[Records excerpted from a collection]

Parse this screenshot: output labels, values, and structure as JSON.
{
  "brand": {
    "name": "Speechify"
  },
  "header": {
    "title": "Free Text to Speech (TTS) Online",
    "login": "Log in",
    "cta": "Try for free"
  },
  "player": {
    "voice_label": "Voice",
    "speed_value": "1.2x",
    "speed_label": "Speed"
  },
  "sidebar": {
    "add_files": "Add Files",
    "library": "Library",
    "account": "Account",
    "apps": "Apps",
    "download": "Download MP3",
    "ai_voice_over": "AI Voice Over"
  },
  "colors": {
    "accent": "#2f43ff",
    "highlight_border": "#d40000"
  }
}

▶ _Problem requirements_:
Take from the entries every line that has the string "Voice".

▶ _Task output_:
    "voice_label": "Voice",
    "ai_voice_over": "AI Voice Over"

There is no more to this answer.